● **The task**:
Wherever a line of the listing holds the string "icon", copy that line.

● **Available records**:
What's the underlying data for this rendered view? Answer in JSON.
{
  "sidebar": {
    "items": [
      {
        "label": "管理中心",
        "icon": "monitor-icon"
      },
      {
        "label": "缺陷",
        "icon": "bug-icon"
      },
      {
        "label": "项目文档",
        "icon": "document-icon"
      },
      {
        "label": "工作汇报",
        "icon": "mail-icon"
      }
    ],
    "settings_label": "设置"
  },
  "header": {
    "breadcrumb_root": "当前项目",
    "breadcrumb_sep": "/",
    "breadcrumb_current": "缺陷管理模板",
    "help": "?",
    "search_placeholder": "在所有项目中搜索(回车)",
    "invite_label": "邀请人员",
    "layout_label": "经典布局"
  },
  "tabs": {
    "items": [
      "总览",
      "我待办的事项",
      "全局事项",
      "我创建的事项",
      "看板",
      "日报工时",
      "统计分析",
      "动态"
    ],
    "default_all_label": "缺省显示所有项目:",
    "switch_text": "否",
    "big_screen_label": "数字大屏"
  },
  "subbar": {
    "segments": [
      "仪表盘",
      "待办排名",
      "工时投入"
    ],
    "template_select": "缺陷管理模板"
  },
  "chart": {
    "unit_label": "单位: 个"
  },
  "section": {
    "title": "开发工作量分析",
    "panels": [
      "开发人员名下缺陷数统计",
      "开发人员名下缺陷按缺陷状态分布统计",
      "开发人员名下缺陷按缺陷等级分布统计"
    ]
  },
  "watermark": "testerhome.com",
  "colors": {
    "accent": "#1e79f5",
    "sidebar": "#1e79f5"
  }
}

● **Response area**:
        "icon": "monitor-icon"
        "icon": "bug-icon"
        "icon": "document-icon"
        "icon": "mail-icon"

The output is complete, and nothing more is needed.